KUALA LUMPUR: Twenty-five people, mostly teenage boys, were killed Thursday when a blaze tore through a a religious school in Datuk Keramat, in what officials said was one of the country’s worst fire disasters for years.
The blaze broke out at the Darul Quran Ittifaqiyah tahfiz school, located in Jalan Keramat Ujung, just before dawn.
Firefighters rushed to the scene and the blaze was out within an hour but not before it wreaked terrible devastation — pictures in local media showed ash-covered, fire-blackened beds.
“The number of confirmed dead are 23 students and two wardens,” Khirudin Drahman, director of Kuala Lumpur’s fire and rescue department told AFP.
“It really does not make sense for so many to die in the fire.”
“They could have died due to smoke inhalation or got trapped in the fire.
“I think it is one of the country’s worst fire disasters in the past 20 years. We are now investigating the cause of the fire.
A fire department official at the scene said that the blaze broke out in bedrooms before dawn, and firefighters from a nearby station were on the scene within minutes.
“The children were desperately trying to escape the flames,” Federal Territories Minister Tengku Adnan Tengku Mansor said in a television interview.

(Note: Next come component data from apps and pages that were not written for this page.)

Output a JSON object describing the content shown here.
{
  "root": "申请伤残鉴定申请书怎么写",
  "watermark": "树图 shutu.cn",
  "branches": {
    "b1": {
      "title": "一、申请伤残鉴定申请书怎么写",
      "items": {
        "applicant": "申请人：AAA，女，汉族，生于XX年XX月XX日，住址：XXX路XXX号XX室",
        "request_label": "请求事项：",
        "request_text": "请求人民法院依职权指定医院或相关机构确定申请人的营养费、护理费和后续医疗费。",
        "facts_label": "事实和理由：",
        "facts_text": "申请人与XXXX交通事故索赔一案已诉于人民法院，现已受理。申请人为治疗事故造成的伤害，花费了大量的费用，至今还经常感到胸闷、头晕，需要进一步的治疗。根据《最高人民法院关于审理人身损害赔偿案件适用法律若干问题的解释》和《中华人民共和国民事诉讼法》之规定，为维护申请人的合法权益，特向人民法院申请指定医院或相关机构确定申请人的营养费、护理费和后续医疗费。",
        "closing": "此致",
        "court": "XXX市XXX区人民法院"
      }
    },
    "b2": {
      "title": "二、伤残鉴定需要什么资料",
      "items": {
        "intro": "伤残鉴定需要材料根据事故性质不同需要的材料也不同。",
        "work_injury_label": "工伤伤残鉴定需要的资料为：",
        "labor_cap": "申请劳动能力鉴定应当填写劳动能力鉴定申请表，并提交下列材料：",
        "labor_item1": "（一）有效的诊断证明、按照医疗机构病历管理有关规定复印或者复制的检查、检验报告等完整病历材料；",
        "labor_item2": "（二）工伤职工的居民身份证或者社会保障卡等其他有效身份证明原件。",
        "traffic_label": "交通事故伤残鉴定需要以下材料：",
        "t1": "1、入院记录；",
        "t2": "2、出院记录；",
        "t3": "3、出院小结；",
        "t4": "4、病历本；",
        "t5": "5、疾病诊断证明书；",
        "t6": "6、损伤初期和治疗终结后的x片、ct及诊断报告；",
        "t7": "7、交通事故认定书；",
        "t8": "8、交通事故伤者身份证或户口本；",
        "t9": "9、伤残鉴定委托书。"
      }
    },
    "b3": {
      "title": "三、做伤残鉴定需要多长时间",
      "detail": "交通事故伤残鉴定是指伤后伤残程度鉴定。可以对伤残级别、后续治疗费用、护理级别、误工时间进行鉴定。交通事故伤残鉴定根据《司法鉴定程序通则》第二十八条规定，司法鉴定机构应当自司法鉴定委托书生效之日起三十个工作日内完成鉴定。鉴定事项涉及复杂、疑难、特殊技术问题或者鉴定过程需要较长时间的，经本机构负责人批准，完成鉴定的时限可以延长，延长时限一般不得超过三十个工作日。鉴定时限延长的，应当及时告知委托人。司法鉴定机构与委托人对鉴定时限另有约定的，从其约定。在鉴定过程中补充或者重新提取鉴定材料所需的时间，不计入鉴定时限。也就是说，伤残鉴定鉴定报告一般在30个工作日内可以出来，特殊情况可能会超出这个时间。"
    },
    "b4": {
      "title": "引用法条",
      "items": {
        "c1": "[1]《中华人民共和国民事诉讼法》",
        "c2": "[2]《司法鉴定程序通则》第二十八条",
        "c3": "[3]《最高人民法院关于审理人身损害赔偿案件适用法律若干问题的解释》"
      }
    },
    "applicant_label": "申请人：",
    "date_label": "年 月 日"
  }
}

“There were metal grills which prevented them from exiting the burning building.”
Kuala Lumpur Police chief Amar Singh said that “the bodies were totally burned”.
“Unfortunately there was only one entrance, so they could not escape. All the bodies were found lumped on one another.”
The Star reported that people in the area who had woken for morning prayers heard cries for help and saw flames engulfing the top floor of the building, where children were sleeping in dorms.
Loga Bala Mohan, the federal territories deputy minister, said: “We sympathise with the families. It is one of the worst fires involving so many lives in the capital in recent years.
“We urgently want the authorities to quickly probe the cause of the deadly fire so that we will be able to prevent future disasters.”
Fire safety concerns
Fire department officials said 23 students and two teachers were killed in the blaze. City police chief Amar Singh said the victims who were students were all boys aged between 13 and 17.
Tengku Adnan said the religious school, had been operating without a licence, while local media reported that officials had recently raised fire safety concerns about such private schools.
“The religious school did not have a operating licence from the local authorities,” he said. “The school also does not have any licence from the local religious authorities.”
“There are many other religious schools (that operate illegally) in the country.”
Tahfiz are religious schools where children study the Quran in Malaysia, where over 60% of the population of about 30 million are Muslim.
The Star reported that the fire and rescue department had raised concerns about fire safety measures at unregistered and private religious schools, and had recorded 211 fires at the institutions since 2015.
In August, 16 people including eight students fled an early morning fire at a family-run tahfiz in Baling, in the northern state of Kedah, the paper reported.
There were 519 tahfiz schools registered across the country as of April, but many more are believed to be unregistered, the paper said.
In October last year, six people died in a fire that swept through the intensive care unit of a major hospital in the southern state of Johor.